For anyone who has been following the U.S. Supreme Court’s recent decisions interpreting wage & hour, discrimination and retaliation claims, yesterday’s decision in Kasten v. Saint-Gobain Performance Plastics (download here), can hardly come as a surprise.
Indeed, in a 6-2 decision, the Supreme Court concluded that to "file" a complaint, an employee need only provide an oral complaint of a violation of FLSA to his employer and not a written complaint; once the employee has done so, then the employer is prohibited from retaliating against that employee because of the complaint.
The implications of this case nationally have been well-covered this morning by others, including Jon Hyman over at the Ohio Employer’s Law Blog. He concludes:
This case merely brings the FLSA’s anti-retaliation provision in line with most, if not all, other statutes. Employers simply need to be aware that they take must all complaints seriously, whether communicated verbally or in writing.
The takeaway that is significant for employers, however, is just how difficult oral complaints are to handle. Oral complaints often place employers in the difficult position of having to prove a negative—that is, that the employee did not complain. To combat this problem, employers should consider establishing a protocol that all complaints must be documented, whether by the employee making the complaint or the individual receiving it.
But what are the implications for employers in Connecticut?
Notably, Connecticut’s anti-retaliation provision under Conn. Gen. Stat. 46a-60(a)(4) also uses the phrase "filed a complaint", but there is a broader context to that section which, one could argue, makes the Supreme Court’s decision irrelevant. The statute prohibits employers from retaliating against a person because that person "has opposed any discriminatory employment practice or because such person has filed a complaint or testified or assisted in any proceeding under section 46a-82, 46a-83 or 46a-84."
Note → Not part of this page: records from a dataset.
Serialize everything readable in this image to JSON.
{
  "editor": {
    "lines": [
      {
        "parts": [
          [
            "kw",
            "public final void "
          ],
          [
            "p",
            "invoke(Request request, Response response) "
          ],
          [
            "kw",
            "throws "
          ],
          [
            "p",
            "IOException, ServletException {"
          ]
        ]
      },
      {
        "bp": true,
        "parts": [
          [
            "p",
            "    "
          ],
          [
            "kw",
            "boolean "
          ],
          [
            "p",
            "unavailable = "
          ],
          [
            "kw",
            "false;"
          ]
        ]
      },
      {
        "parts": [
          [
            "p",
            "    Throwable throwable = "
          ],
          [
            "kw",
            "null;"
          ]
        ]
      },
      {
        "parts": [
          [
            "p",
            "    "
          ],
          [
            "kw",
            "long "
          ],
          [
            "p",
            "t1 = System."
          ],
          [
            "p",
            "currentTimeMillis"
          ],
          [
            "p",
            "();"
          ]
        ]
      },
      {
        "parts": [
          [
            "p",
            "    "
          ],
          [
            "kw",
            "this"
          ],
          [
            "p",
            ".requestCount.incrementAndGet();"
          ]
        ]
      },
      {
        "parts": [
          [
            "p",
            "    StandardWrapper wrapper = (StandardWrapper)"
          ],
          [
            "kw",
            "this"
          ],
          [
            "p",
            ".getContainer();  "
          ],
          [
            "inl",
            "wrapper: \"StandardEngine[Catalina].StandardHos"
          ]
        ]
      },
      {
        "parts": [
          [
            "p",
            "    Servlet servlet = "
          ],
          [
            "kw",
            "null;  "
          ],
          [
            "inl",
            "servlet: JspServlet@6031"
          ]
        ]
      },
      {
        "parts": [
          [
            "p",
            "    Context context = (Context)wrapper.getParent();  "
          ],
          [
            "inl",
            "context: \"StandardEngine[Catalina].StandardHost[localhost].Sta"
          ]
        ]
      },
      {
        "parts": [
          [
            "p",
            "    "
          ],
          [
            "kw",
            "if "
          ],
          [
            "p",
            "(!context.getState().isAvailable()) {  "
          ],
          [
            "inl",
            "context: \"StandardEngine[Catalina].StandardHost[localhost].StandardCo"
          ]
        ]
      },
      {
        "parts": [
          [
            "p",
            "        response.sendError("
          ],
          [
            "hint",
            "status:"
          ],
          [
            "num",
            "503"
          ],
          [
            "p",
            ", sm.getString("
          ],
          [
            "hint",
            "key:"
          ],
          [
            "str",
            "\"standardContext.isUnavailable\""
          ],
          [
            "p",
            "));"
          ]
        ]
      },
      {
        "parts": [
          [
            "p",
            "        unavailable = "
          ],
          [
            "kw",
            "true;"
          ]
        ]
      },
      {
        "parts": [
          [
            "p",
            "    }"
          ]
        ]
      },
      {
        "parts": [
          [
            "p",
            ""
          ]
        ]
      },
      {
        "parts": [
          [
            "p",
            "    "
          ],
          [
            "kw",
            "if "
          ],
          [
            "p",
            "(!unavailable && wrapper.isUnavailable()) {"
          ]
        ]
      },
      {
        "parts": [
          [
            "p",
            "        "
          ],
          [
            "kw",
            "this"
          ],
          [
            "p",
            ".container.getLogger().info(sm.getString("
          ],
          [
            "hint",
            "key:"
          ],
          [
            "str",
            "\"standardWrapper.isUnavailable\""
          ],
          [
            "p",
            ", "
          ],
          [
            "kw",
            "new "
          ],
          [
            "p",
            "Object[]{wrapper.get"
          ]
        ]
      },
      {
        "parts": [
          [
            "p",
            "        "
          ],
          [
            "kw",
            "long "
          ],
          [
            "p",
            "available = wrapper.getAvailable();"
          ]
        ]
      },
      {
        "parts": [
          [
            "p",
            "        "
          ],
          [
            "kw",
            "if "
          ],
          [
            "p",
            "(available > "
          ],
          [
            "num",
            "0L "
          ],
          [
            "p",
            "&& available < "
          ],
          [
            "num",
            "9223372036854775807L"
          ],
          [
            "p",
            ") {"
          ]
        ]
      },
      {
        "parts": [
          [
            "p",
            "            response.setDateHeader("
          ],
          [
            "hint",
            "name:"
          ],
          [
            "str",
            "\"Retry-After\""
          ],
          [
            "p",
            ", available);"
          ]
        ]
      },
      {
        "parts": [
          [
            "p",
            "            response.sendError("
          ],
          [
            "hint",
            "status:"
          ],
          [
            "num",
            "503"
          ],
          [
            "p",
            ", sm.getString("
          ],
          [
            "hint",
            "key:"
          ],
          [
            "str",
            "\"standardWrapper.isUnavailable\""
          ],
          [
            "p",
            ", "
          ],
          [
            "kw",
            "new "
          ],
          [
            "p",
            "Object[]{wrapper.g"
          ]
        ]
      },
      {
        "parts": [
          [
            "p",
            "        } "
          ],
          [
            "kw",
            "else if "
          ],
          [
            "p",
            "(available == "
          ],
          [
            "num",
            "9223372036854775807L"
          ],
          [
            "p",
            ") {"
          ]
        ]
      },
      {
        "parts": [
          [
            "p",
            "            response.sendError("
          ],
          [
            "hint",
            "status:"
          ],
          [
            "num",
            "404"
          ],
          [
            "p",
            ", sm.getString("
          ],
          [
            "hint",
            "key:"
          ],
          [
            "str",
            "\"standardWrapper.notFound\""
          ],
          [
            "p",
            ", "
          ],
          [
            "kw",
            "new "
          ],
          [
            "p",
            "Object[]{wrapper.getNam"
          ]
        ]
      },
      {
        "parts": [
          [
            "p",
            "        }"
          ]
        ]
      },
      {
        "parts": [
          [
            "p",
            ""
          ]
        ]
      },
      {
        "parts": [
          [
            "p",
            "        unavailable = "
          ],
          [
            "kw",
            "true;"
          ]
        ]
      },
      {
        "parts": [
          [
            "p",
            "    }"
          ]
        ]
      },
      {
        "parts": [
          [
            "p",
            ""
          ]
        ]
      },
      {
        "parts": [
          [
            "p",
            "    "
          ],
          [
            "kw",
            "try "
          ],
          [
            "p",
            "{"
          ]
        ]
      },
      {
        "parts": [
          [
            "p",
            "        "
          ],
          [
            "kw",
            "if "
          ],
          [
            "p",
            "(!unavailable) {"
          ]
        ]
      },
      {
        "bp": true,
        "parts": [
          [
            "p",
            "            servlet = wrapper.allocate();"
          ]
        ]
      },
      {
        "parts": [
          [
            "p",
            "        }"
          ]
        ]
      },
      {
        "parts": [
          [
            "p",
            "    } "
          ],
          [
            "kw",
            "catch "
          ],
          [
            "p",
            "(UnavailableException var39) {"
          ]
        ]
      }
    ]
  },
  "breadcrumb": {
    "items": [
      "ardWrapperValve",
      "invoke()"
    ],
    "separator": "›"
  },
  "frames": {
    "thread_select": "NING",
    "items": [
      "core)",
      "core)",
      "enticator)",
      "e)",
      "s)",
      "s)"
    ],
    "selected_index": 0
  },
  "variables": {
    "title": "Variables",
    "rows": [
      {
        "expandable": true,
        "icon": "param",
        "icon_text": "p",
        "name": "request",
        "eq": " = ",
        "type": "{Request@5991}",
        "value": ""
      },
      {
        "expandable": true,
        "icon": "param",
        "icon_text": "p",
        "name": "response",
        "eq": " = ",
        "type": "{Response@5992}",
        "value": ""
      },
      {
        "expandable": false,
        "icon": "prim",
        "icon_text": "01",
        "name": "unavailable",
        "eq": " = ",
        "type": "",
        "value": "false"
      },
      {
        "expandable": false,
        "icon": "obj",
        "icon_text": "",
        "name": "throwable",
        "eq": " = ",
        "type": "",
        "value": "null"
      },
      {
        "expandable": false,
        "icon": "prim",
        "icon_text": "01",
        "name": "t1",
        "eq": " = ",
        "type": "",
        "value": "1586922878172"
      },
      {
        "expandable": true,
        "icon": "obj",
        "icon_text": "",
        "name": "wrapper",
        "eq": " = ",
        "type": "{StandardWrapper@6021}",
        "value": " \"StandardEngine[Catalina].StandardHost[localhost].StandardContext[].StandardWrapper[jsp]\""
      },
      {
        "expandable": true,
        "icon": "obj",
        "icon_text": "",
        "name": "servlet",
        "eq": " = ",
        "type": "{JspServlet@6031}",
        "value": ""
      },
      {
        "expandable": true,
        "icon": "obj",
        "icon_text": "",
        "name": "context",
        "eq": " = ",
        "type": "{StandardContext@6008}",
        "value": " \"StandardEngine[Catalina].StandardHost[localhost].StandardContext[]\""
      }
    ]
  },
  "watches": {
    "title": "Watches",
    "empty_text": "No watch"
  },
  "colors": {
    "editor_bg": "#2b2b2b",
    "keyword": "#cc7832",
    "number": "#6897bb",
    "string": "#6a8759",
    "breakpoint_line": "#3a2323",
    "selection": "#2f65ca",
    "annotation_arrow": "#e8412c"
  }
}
Thus, one could perhaps argue while that the "filing of a complaint" in Connecticut appears to require some action at the CHRO and EEOC (and would not cover oral notice), the phrase "opposed any discriminatory practice" still has to be taken into account.
The anti-retaliation provisions of the state wage and hour laws also should be reviewed by employers, but there too, there may be some issues.
Conn. Gen. Stat. 31-69b states that an employer shall not retaliate against:
any employee because the employee has filed a claim or instituted or caused to be instituted any investigation or proceeding under part III of chapter 557 or this chapter, or has testified or is about to testify in any such proceeding or because of the exercise by such employee on behalf of himself or others of any right afforded by part III of chapter 557 or this chapter.
Once again, the language is similar to that used under federal law but also has some differences too. Will a court in Connecticut now interpret it the same way because Connecticut courts are free to look to federal court decisions for guidance on these types of similar statutes?
Those are the issues that are left unsettled by the U.S. Supreme Court’s decision yesterday. But the Court’s decision yesterday should put one urban legend to rest: this is not a blindly pro-business court.
Lastly, take a minute to read Justice Scalia’s amusing dissent. He takes issue with the whole view of the majority and noted that there still must be an addressee to receive the complaint. "It presumably does not include a complaint to Judge Judy."